Pandemic Leaves Education in Limbo in Pakistan
Markets and malls across Pakistan are open for business and brimming with people, but schools and colleges remain deserted and show no signs of reopening soon.
The boom in business activity has come because the South Asian country of over 210 million disregards surging coronavirus cases to the barge with plans to ease lockdown measures.
Inter-city travel, including domestic flights, is additionally learning pace before the Eid al-Fitr holiday, which marks the top of the Islamic fasting month of Ramadan.
Critics have denounced this return to normalcy as hasty and inadvisable, mainly since the country has recorded quite 1,000 cases a day in May, with just one exception.
However, while business activity is resuming across the country, there’s still little clarity on the longer term of educational activity, as doubts still swirl over an expected resumption by mid-July.
Government officials and education experts fear that schools might not reopen for an additional six months, particularly in remote areas where safety guidelines, especially hygiene and social distancing rules, are hard to implement.
“It’s a challenging task for the govt to reopen schools and colleges during this coronavirus pandemic, but the pressure is increasing a day,” Professor Mughees Uddin Sheikh, a Lahore-based educationist told Anadolu Agency.

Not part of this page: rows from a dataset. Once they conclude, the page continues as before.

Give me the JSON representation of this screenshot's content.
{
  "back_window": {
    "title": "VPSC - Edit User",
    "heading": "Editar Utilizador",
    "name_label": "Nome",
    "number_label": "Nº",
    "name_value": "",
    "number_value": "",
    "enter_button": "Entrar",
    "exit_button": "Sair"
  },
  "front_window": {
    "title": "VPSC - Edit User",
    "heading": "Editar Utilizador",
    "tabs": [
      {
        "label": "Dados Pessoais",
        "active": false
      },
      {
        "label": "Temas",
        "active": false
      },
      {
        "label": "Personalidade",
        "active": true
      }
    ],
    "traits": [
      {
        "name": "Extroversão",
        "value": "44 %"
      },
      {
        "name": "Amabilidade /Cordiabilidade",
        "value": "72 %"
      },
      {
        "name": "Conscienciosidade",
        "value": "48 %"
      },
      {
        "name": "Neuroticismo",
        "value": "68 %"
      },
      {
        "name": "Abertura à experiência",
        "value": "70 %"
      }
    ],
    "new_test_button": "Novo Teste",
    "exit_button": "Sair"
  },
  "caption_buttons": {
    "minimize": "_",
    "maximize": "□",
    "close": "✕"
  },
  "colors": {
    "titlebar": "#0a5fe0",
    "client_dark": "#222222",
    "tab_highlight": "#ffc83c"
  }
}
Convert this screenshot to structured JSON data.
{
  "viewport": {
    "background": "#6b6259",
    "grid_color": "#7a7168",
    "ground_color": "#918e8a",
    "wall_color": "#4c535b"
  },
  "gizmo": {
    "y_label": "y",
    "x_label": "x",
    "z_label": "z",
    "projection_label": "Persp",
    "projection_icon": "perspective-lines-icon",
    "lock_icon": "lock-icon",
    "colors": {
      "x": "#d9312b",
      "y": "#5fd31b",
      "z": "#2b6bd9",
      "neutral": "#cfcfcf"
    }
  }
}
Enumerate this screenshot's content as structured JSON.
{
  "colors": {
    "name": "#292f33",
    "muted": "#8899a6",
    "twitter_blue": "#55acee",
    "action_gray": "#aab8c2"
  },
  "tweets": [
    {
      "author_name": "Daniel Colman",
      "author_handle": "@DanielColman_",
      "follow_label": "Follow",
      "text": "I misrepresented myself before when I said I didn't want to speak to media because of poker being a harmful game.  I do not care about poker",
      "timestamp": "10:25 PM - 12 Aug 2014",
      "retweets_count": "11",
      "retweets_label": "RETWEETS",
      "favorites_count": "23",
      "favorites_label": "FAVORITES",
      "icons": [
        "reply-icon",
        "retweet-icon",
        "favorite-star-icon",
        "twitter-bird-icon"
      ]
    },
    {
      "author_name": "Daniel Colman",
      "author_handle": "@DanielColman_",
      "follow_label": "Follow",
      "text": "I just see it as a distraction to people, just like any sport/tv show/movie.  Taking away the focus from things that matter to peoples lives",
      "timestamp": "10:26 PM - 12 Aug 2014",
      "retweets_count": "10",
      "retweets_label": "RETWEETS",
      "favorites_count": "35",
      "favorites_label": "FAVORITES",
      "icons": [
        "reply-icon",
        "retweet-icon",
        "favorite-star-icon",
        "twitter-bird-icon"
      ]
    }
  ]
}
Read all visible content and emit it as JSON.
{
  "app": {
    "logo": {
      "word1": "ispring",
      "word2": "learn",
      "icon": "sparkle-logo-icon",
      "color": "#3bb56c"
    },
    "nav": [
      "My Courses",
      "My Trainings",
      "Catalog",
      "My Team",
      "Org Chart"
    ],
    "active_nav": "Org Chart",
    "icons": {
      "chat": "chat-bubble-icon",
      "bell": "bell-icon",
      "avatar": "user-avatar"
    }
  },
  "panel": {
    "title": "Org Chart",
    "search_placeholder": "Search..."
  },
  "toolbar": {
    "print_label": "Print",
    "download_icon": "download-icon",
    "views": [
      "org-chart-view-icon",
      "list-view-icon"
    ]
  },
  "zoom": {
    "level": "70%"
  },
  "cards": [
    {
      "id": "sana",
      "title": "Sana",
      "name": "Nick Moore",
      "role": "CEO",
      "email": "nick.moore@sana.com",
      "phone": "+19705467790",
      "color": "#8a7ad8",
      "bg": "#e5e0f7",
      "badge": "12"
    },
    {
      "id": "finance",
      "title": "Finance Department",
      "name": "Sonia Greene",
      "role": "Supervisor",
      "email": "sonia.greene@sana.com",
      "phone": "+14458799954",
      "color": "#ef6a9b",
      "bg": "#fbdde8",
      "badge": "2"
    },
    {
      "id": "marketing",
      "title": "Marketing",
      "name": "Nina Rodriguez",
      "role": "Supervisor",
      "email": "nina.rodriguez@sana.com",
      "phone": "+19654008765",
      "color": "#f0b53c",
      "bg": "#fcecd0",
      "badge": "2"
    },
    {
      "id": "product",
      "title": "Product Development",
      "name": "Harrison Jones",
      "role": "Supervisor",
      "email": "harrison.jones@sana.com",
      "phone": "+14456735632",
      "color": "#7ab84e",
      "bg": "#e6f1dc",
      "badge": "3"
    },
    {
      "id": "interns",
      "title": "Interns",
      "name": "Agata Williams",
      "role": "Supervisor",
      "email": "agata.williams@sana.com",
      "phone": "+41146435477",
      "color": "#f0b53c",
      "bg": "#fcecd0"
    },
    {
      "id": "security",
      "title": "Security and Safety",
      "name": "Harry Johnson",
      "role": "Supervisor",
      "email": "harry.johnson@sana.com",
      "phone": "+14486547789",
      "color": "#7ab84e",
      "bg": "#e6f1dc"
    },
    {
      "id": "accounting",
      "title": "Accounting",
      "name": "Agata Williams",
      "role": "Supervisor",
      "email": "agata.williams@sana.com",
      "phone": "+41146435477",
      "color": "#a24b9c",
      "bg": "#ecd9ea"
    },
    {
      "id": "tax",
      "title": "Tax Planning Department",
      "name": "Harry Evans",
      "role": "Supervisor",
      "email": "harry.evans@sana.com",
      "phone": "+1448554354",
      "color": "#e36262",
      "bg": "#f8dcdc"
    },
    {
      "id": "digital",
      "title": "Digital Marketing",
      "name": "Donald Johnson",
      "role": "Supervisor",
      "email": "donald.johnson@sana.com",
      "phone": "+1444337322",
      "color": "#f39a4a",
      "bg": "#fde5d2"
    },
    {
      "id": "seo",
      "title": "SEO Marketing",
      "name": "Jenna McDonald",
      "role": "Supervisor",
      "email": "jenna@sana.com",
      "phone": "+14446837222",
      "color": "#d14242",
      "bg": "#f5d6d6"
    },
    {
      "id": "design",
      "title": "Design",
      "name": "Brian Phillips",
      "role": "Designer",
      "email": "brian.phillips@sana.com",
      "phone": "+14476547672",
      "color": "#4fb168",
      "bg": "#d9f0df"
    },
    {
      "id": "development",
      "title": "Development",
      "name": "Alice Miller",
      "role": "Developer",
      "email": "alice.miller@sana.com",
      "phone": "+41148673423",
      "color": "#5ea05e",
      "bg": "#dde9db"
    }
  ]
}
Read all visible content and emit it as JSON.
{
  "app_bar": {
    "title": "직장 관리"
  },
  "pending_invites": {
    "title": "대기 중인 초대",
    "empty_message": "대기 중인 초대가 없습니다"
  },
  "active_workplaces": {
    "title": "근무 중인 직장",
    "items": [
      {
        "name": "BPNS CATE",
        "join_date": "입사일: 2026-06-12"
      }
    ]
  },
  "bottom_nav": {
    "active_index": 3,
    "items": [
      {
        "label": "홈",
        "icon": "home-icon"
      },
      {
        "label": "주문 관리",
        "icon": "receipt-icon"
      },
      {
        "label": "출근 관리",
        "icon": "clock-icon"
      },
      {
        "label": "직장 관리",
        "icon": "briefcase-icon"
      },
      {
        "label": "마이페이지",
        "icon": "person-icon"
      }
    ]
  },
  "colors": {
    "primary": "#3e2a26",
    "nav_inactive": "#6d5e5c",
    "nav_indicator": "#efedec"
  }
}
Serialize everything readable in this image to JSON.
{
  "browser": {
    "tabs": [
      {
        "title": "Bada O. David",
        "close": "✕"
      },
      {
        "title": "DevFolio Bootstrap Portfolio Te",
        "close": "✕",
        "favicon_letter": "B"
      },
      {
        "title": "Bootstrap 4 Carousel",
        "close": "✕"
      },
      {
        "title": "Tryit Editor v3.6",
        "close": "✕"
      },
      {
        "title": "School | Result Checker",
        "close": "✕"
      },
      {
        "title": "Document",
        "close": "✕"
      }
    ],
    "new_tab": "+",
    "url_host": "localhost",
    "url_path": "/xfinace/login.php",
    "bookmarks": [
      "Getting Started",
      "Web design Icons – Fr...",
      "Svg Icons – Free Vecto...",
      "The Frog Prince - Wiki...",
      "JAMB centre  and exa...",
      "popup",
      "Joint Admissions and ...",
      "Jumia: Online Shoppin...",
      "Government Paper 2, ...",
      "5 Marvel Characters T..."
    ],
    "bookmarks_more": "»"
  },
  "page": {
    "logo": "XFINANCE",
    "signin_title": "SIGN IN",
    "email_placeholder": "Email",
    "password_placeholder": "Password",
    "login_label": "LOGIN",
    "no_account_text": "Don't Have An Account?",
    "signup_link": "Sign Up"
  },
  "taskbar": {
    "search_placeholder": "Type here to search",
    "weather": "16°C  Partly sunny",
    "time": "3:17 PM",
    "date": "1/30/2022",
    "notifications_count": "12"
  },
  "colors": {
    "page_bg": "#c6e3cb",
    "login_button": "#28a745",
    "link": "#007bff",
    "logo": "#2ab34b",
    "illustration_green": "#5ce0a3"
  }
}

“We never anticipated anything like this; it’s more than a war-like situation. Is our education system equipped to deal with? The answer is no.”
Across the country, high school students are promoted to subsequent classes without taking regular examinations, and admissions to high schools are going to be granted on the idea of the previous year’s results.
While many universities and schools have started online classes, a majority of educational institutes in Pakistan don’t have the system for distance learning, consistent with Sheikh.
“Only a couple of universities have proper virtual education facilities. Others are partially equipped. Many teachers aren’t even trained,” said Sheikh, who heads the media and communication department at a university in Lahore.
No definite timeline
Saeed Ghani, education minister for the southern Sindh province, said schools could remain closed for up to 6 months thanks to the danger of coronavirus spreading among children.
“We cannot take such a risk in the current circumstances. It [reopening of schools] totally depends on the pace of the epidemic. I am not during a position to mention if schools will reopen [even] on July 15,” Ghani told Anadolu Agency.
“As of today, I can say there are not any chances of faculties reopening soon. It may be a month or two, or even six.”
“Our adults aren’t following necessary precautions. How can you expect that from children?” he said, pertaining to the large number of shoppers seen in markets and shopping centers over recent days, many not following any safety measures.
Partially endorsing Ghani’s view, Sheikh said, “In the given circumstances, schools being closed until September-October is understandable. But if it goes beyond that, then next year’s sessions and examinations will be affected too.”
Health experts have also cautioned against reopening schools too quickly.
“It is going to be a hazardous and dangerous step if schools are opened at this stage. We strongly oppose this,” Dr. Qaisar Sajjad, Secretary-General of the Pakistan Medical Association (PMA), told Anadolu Agency.
“We have a limited number of children’s hospitals in Pakistan. If, God forbid, there’s an epidemic among children, we cannot be ready to handle it. There is not any justification to right away reopen schools.”
However, Haider Ali, chairman of the Private Schools and Colleges Association, doesn’t accept as real with the choice to stay schools closed, contending that children reception or within the streets were at higher risk.
“The risk factor doubles if children stay out of faculties for an extended period. On the one hand, they’re susceptible to depression and anxiety thanks to being confined to their houses, while on the opposite, they’re going to lag in their studies,” he said.
“The situation is worse in slums and rural areas, where children are playing within the streets but not getting to school. Schools, at least, have a controlled atmosphere and may implement safety guidelines.”
Professor Anwar Ahmed Zai, an educationist who heads a personal examination board in Karachi, said the govt and academic institutes need to devise creative ways to dilute the impact of COVID-19.
“Things won’t be an equivalent, whether it is the economy or the education system. We have to reshape our education system and are available up with some alternatives in touch with the impact of the pandemic,” Zai told Anadolu Agency.
Apart from virtual education, he suggested that schools could operate in shifts of lesser duration to ensure social distancing.
“It won’t be a perfect situation, but we’ve to explore our options. We have to measure with this virus for a minimum of the approaching few years,” said Zai.
Sharing the same view, Sheikh suggested the formation of a “capsule curriculum” alongside a shift-based system.
“Apart from the apparent miseries, this pandemic also presents some opportunities for developing countries like ours. We have a chance to rethink and reshape our education system to meet the needs of the post-pandemic world,” he said.
Ghani, the minister, said his province’s Department of Education was already preparing a web curriculum and dealing with other models to ensure children’s education could continue during these uncertain times.
Courtesy: Anadolu Agency